**Requirement:**
Look for "icon" in the records and copy every line that has it.
Records to use Block Start
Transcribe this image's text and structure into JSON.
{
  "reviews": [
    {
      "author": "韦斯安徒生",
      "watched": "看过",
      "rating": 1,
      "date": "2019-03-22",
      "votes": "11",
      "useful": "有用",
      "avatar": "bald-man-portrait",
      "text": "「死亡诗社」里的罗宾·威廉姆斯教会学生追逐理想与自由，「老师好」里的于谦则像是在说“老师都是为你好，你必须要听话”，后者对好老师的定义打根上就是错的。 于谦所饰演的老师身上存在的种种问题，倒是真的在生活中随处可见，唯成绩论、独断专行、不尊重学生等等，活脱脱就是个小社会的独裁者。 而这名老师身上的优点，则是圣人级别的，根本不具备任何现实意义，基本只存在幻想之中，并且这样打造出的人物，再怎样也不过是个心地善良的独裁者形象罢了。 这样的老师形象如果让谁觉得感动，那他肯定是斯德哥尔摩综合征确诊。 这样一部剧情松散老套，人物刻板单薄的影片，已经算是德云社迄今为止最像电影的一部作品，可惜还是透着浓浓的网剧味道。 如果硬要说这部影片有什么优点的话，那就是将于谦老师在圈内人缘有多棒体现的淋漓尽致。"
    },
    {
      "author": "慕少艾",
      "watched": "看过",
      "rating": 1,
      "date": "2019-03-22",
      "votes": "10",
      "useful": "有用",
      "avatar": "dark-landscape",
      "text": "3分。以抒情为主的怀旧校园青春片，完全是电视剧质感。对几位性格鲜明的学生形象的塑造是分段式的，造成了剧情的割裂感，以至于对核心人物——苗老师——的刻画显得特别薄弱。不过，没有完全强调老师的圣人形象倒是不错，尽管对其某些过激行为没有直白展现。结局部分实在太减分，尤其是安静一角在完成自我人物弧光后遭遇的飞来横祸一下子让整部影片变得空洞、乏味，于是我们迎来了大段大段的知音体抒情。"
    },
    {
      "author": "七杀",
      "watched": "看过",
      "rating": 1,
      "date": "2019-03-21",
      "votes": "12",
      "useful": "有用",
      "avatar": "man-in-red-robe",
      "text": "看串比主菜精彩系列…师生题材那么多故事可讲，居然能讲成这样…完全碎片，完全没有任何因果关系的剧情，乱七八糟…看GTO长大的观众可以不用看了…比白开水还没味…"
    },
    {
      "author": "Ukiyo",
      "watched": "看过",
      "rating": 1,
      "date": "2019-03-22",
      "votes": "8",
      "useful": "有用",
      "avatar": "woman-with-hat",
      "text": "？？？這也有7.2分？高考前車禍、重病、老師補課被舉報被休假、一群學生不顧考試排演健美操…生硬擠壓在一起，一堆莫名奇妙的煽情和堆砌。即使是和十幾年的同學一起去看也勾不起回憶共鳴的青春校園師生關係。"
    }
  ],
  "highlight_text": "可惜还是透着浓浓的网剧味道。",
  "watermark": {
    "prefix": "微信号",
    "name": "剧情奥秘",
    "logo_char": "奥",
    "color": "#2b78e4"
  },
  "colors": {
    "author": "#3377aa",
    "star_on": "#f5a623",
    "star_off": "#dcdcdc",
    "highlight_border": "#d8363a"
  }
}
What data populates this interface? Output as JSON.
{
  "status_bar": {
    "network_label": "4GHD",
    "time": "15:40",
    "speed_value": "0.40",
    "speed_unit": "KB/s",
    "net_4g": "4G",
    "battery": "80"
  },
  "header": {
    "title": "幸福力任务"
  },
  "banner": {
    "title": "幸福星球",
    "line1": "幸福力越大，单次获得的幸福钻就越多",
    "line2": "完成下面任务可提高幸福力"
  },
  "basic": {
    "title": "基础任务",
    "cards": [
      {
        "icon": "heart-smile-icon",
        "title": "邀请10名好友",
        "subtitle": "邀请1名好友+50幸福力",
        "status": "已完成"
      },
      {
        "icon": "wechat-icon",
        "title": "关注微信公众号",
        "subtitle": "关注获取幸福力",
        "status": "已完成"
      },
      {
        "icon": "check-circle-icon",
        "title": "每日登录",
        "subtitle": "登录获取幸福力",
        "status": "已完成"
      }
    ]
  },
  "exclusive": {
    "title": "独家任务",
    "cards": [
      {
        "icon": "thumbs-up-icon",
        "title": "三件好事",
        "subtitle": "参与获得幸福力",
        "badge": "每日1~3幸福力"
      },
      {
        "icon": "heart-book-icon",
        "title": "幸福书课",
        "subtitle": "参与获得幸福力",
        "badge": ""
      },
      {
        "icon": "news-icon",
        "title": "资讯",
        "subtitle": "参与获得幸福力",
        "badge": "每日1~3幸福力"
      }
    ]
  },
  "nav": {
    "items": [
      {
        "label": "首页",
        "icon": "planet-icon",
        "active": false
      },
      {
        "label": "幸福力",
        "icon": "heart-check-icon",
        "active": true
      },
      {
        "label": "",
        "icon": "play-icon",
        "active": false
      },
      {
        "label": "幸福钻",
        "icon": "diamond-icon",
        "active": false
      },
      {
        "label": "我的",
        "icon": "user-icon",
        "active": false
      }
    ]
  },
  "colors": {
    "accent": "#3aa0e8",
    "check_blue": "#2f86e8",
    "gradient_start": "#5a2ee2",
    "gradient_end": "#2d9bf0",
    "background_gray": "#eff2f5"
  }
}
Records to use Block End
**Response to this task:**
        "icon": "heart-smile-icon",
        "icon": "wechat-icon",
        "icon": "check-circle-icon",
        "icon": "thumbs-up-icon",
        "icon": "heart-book-icon",
        "icon": "news-icon",
        "icon": "planet-icon",
        "icon": "heart-check-icon",
        "icon": "play-icon",
        "icon": "diamond-icon",
        "icon": "user-icon",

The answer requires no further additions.